━━ Data excerpts ━━

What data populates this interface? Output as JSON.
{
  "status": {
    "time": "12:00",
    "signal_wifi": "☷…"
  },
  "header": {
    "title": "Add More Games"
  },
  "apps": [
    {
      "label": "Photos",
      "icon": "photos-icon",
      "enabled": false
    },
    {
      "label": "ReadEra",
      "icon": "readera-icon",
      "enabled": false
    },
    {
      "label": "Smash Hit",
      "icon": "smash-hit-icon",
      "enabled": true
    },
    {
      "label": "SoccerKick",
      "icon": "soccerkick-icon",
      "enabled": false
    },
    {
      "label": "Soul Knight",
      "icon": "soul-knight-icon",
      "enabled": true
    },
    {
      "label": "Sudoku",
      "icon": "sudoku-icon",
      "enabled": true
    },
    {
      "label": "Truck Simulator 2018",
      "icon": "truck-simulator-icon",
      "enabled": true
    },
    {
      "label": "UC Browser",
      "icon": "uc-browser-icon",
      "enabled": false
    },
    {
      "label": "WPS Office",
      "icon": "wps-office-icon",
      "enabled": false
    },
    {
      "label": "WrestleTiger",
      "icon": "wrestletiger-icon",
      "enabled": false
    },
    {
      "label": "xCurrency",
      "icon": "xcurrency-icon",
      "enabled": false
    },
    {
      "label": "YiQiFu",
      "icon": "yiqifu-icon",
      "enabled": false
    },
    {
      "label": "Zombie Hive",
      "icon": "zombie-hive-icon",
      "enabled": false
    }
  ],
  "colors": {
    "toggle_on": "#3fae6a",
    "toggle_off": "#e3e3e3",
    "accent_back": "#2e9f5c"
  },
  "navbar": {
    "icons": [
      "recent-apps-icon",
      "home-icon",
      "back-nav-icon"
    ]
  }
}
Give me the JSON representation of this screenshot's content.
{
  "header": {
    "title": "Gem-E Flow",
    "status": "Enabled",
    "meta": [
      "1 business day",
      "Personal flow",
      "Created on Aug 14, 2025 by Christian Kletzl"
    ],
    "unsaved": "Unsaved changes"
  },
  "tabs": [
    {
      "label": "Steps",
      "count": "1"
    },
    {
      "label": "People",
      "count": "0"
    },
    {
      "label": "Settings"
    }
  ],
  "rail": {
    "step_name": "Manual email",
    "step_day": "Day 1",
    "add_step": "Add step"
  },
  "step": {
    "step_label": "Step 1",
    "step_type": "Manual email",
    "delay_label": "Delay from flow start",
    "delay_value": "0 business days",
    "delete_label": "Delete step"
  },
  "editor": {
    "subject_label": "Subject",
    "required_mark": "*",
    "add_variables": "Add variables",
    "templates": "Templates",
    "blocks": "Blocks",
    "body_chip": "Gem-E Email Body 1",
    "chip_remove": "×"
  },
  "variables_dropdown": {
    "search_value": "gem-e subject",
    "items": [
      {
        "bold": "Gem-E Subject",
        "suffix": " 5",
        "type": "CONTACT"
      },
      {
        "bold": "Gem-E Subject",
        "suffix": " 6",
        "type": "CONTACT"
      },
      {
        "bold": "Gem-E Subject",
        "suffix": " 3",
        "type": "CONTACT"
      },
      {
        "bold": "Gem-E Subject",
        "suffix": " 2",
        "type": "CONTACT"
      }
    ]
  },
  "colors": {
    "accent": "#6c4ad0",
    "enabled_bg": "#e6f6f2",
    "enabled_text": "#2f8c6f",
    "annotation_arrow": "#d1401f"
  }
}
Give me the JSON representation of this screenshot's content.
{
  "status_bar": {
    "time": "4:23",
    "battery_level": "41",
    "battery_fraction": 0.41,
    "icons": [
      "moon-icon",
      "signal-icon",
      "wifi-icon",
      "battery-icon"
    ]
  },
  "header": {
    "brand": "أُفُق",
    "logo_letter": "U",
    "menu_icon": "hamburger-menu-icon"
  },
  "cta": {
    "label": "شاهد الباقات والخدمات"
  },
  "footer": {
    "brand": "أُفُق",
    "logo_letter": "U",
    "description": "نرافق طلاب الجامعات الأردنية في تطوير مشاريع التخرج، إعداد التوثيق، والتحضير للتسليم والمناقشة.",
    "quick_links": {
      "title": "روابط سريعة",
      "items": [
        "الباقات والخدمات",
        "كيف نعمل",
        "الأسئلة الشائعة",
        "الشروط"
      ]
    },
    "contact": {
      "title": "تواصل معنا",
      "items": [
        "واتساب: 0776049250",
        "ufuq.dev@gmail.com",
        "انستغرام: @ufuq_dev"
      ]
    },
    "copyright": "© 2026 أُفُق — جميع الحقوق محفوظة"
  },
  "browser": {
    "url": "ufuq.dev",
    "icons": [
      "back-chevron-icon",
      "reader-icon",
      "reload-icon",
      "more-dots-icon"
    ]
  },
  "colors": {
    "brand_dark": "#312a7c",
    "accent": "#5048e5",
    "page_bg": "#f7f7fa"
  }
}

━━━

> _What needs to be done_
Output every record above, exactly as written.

> _Answer space_
What data populates this interface? Output as JSON.
{
  "status": {
    "time": "12:00",
    "signal_wifi": "☷…"
  },
  "header": {
    "title": "Add More Games"
  },
  "apps": [
    {
      "label": "Photos",
      "icon": "photos-icon",
      "enabled": false
    },
    {
      "label": "ReadEra",
      "icon": "readera-icon",
      "enabled": false
    },
    {
      "label": "Smash Hit",
      "icon": "smash-hit-icon",
      "enabled": true
    },
    {
      "label": "SoccerKick",
      "icon": "soccerkick-icon",
      "enabled": false
    },
    {
      "label": "Soul Knight",
      "icon": "soul-knight-icon",
      "enabled": true
    },
    {
      "label": "Sudoku",
      "icon": "sudoku-icon",
      "enabled": true
    },
    {
      "label": "Truck Simulator 2018",
      "icon": "truck-simulator-icon",
      "enabled": true
    },
    {
      "label": "UC Browser",
      "icon": "uc-browser-icon",
      "enabled": false
    },
    {
      "label": "WPS Office",
      "icon": "wps-office-icon",
      "enabled": false
    },
    {
      "label": "WrestleTiger",
      "icon": "wrestletiger-icon",
      "enabled": false
    },
    {
      "label": "xCurrency",
      "icon": "xcurrency-icon",
      "enabled": false
    },
    {
      "label": "YiQiFu",
      "icon": "yiqifu-icon",
      "enabled": false
    },
    {
      "label": "Zombie Hive",
      "icon": "zombie-hive-icon",
      "enabled": false
    }
  ],
  "colors": {
    "toggle_on": "#3fae6a",
    "toggle_off": "#e3e3e3",
    "accent_back": "#2e9f5c"
  },
  "navbar": {
    "icons": [
      "recent-apps-icon",
      "home-icon",
      "back-nav-icon"
    ]
  }
}
Give me the JSON representation of this screenshot's content.
{
  "header": {
    "title": "Gem-E Flow",
    "status": "Enabled",
    "meta": [
      "1 business day",
      "Personal flow",
      "Created on Aug 14, 2025 by Christian Kletzl"
    ],
    "unsaved": "Unsaved changes"
  },
  "tabs": [
    {
      "label": "Steps",
      "count": "1"
    },
    {
      "label": "People",
      "count": "0"
    },
    {
      "label": "Settings"
    }
  ],
  "rail": {
    "step_name": "Manual email",
    "step_day": "Day 1",
    "add_step": "Add step"
  },
  "step": {
    "step_label": "Step 1",
    "step_type": "Manual email",
    "delay_label": "Delay from flow start",
    "delay_value": "0 business days",
    "delete_label": "Delete step"
  },
  "editor": {
    "subject_label": "Subject",
    "required_mark": "*",
    "add_variables": "Add variables",
    "templates": "Templates",
    "blocks": "Blocks",
    "body_chip": "Gem-E Email Body 1",
    "chip_remove": "×"
  },
  "variables_dropdown": {
    "search_value": "gem-e subject",
    "items": [
      {
        "bold": "Gem-E Subject",
        "suffix": " 5",
        "type": "CONTACT"
      },
      {
        "bold": "Gem-E Subject",
        "suffix": " 6",
        "type": "CONTACT"
      },
      {
        "bold": "Gem-E Subject",
        "suffix": " 3",
        "type": "CONTACT"
      },
      {
        "bold": "Gem-E Subject",
        "suffix": " 2",
        "type": "CONTACT"
      }
    ]
  },
  "colors": {
    "accent": "#6c4ad0",
    "enabled_bg": "#e6f6f2",
    "enabled_text": "#2f8c6f",
    "annotation_arrow": "#d1401f"
  }
}
Give me the JSON representation of this screenshot's content.
{
  "status_bar": {
    "time": "4:23",
    "battery_level": "41",
    "battery_fraction": 0.41,
    "icons": [
      "moon-icon",
      "signal-icon",
      "wifi-icon",
      "battery-icon"
    ]
  },
  "header": {
    "brand": "أُفُق",
    "logo_letter": "U",
    "menu_icon": "hamburger-menu-icon"
  },
  "cta": {
    "label": "شاهد الباقات والخدمات"
  },
  "footer": {
    "brand": "أُفُق",
    "logo_letter": "U",
    "description": "نرافق طلاب الجامعات الأردنية في تطوير مشاريع التخرج، إعداد التوثيق، والتحضير للتسليم والمناقشة.",
    "quick_links": {
      "title": "روابط سريعة",
      "items": [
        "الباقات والخدمات",
        "كيف نعمل",
        "الأسئلة الشائعة",
        "الشروط"
      ]
    },
    "contact": {
      "title": "تواصل معنا",
      "items": [
        "واتساب: 0776049250",
        "ufuq.dev@gmail.com",
        "انستغرام: @ufuq_dev"
      ]
    },
    "copyright": "© 2026 أُفُق — جميع الحقوق محفوظة"
  },
  "browser": {
    "url": "ufuq.dev",
    "icons": [
      "back-chevron-icon",
      "reader-icon",
      "reload-icon",
      "more-dots-icon"
    ]
  },
  "colors": {
    "brand_dark": "#312a7c",
    "accent": "#5048e5",
    "page_bg": "#f7f7fa"
  }
}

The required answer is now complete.